▶ _About this task_
Which lines below include the string "icon"? Please show each one.

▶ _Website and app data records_
Content starts
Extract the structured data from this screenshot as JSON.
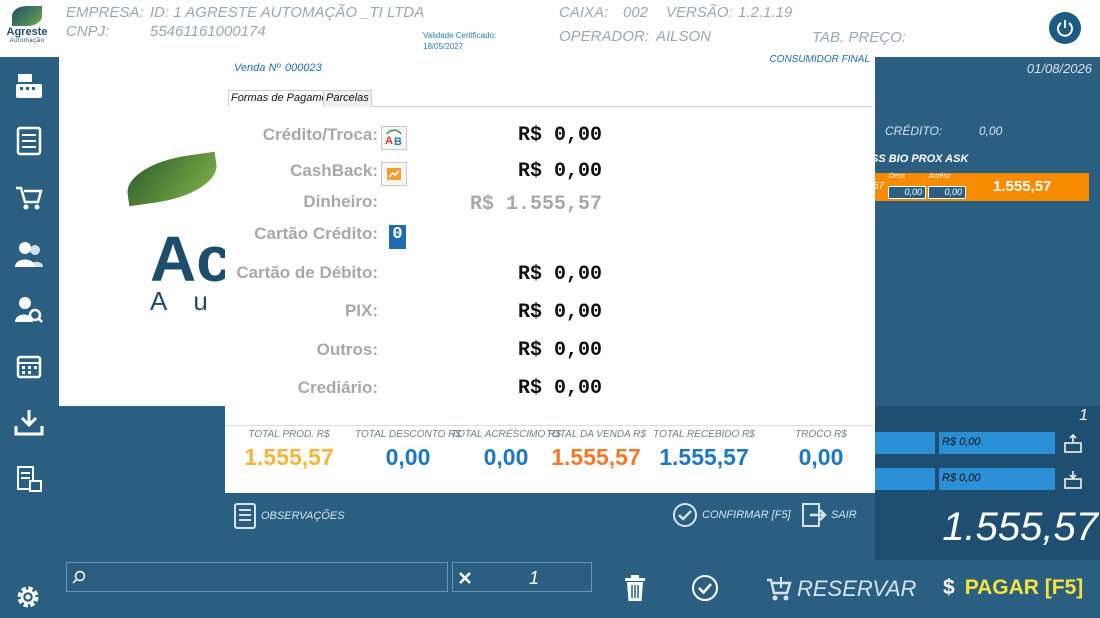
{
  "header": {
    "logo_name": "Agreste",
    "logo_sub": "Automação",
    "empresa_label": "EMPRESA:",
    "empresa_value": "ID: 1 AGRESTE AUTOMAÇÃO _TI LTDA",
    "cnpj_label": "CNPJ:",
    "cnpj_value": "55461161000174",
    "cert_label": "Validade Certificado:",
    "cert_value": "18/05/2027",
    "caixa_label": "CAIXA:",
    "caixa_value": "002",
    "versao_label": "VERSÃO:",
    "versao_value": "1.2.1.19",
    "operador_label": "OPERADOR:",
    "operador_value": "AILSON",
    "tab_preco_label": "TAB. PREÇO:"
  },
  "sidebar": {
    "items": [
      "cash-register-icon",
      "receipt-icon",
      "cart-return-icon",
      "customers-icon",
      "search-customer-icon",
      "calendar-icon",
      "download-icon",
      "export-list-icon"
    ]
  },
  "background": {
    "logo_big": "Ac",
    "logo_sub": "Au"
  },
  "right_panel": {
    "date": "01/08/2026",
    "credit_label": "CRÉDITO:",
    "credit_value": "0,00",
    "item_name": "SS BIO PROX ASK",
    "item_qty": "57",
    "desc_label": "Desc",
    "desc_value": "0,00",
    "acresc_label": "Acrésc",
    "acresc_value": "0,00",
    "item_total": "1.555,57",
    "count": "1",
    "field1": "R$ 0,00",
    "field2": "R$ 0,00",
    "grand_total": "1.555,57"
  },
  "bottombar": {
    "qty": "1",
    "reserve_label": "RESERVAR",
    "pay_currency": "$",
    "pay_label": "PAGAR [F5]"
  },
  "modal": {
    "sale_label": "Venda Nº",
    "sale_number": "000023",
    "consumer": "CONSUMIDOR FINAL",
    "tabs": [
      "Formas de Pagamento",
      "Parcelas"
    ],
    "payments": [
      {
        "label": "Crédito/Troca:",
        "value": "R$ 0,00"
      },
      {
        "label": "CashBack:",
        "value": "R$ 0,00"
      },
      {
        "label": "Dinheiro:",
        "value": "R$ 1.555,57"
      },
      {
        "label": "Cartão Crédito:",
        "value": "0"
      },
      {
        "label": "Cartão de Débito:",
        "value": "R$ 0,00"
      },
      {
        "label": "PIX:",
        "value": "R$ 0,00"
      },
      {
        "label": "Outros:",
        "value": "R$ 0,00"
      },
      {
        "label": "Crediário:",
        "value": "R$ 0,00"
      }
    ],
    "totals": [
      {
        "label": "TOTAL PROD. R$",
        "value": "1.555,57",
        "color": "#f3b63a"
      },
      {
        "label": "TOTAL DESCONTO R$",
        "value": "0,00",
        "color": "#1f77c4"
      },
      {
        "label": "TOTAL ACRÉSCIMO R$",
        "value": "0,00",
        "color": "#1f77c4"
      },
      {
        "label": "TOTAL DA VENDA R$",
        "value": "1.555,57",
        "color": "#f07a2a"
      },
      {
        "label": "TOTAL RECEBIDO R$",
        "value": "1.555,57",
        "color": "#1f77c4"
      },
      {
        "label": "TROCO R$",
        "value": "0,00",
        "color": "#1f77c4"
      }
    ],
    "obs_label": "OBSERVAÇÕES",
    "confirm_label": "CONFIRMAR [F5]",
    "exit_label": "SAIR"
  }
}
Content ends
▶ _Response to the exercise_
      "cash-register-icon",
      "receipt-icon",
      "cart-return-icon",
      "customers-icon",
      "search-customer-icon",
      "calendar-icon",
      "download-icon",
      "export-list-icon"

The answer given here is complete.